* Extracted records
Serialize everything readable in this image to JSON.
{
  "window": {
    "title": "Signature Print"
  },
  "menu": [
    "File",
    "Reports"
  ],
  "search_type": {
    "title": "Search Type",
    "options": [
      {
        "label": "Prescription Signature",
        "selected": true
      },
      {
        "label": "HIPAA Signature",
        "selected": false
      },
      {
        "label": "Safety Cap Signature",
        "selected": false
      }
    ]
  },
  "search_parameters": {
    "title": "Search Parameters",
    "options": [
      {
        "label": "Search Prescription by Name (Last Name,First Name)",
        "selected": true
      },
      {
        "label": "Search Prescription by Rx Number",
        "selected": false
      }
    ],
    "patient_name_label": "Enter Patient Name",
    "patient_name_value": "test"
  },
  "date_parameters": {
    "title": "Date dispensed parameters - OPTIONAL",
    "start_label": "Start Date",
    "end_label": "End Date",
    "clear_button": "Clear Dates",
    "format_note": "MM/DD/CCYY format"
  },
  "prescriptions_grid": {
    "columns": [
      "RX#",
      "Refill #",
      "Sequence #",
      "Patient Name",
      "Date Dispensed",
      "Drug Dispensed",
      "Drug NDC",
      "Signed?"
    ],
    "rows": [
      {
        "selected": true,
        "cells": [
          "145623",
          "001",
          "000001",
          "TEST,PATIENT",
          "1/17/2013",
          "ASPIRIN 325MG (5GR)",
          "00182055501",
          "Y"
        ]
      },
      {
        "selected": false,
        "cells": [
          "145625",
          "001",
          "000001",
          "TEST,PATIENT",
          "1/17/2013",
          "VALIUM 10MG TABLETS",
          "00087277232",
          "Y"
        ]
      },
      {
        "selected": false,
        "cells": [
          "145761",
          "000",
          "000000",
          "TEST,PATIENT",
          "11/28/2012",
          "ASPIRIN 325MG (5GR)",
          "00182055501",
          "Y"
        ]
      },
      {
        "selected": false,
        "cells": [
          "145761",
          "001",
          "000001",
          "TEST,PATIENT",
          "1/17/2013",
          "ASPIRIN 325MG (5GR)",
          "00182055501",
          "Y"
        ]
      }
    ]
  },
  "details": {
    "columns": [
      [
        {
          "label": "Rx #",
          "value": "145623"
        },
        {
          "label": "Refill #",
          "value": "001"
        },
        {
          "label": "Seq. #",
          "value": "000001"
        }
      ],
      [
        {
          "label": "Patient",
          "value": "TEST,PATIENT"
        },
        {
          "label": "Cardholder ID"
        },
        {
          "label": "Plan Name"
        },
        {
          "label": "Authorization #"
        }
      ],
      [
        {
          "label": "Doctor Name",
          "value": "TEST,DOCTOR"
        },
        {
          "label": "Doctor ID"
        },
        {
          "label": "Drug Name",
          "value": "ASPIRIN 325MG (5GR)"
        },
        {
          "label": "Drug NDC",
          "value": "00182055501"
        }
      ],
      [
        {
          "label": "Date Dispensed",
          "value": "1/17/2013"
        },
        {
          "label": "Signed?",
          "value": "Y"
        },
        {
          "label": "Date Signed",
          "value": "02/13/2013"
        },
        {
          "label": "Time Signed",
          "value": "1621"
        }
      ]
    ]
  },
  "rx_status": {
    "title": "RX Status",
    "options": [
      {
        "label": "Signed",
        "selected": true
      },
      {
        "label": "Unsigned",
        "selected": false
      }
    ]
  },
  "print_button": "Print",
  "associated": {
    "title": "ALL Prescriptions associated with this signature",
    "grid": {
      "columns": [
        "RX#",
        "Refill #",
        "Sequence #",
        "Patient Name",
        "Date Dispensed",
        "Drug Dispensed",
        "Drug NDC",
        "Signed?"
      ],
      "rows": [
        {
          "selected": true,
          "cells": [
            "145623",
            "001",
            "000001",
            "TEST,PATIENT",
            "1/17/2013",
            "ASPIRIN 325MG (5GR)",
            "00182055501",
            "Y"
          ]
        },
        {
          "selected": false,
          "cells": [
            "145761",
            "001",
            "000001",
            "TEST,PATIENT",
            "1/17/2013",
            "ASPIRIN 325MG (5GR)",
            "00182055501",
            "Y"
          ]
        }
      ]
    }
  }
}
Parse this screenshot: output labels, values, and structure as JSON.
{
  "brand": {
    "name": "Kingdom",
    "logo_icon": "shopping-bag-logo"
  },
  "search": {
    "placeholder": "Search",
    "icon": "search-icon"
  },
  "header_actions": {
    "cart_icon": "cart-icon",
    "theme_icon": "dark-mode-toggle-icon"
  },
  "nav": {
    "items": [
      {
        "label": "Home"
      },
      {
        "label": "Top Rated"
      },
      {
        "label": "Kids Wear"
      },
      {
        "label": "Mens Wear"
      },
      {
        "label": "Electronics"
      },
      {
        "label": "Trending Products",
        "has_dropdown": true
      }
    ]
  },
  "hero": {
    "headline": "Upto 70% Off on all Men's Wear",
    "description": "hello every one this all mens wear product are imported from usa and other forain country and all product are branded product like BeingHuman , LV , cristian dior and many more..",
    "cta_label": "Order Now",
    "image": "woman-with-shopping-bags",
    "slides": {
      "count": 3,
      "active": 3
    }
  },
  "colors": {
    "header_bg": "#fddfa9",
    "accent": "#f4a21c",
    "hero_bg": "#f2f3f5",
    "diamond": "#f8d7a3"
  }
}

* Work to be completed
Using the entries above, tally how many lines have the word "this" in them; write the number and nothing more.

* Result of the task
4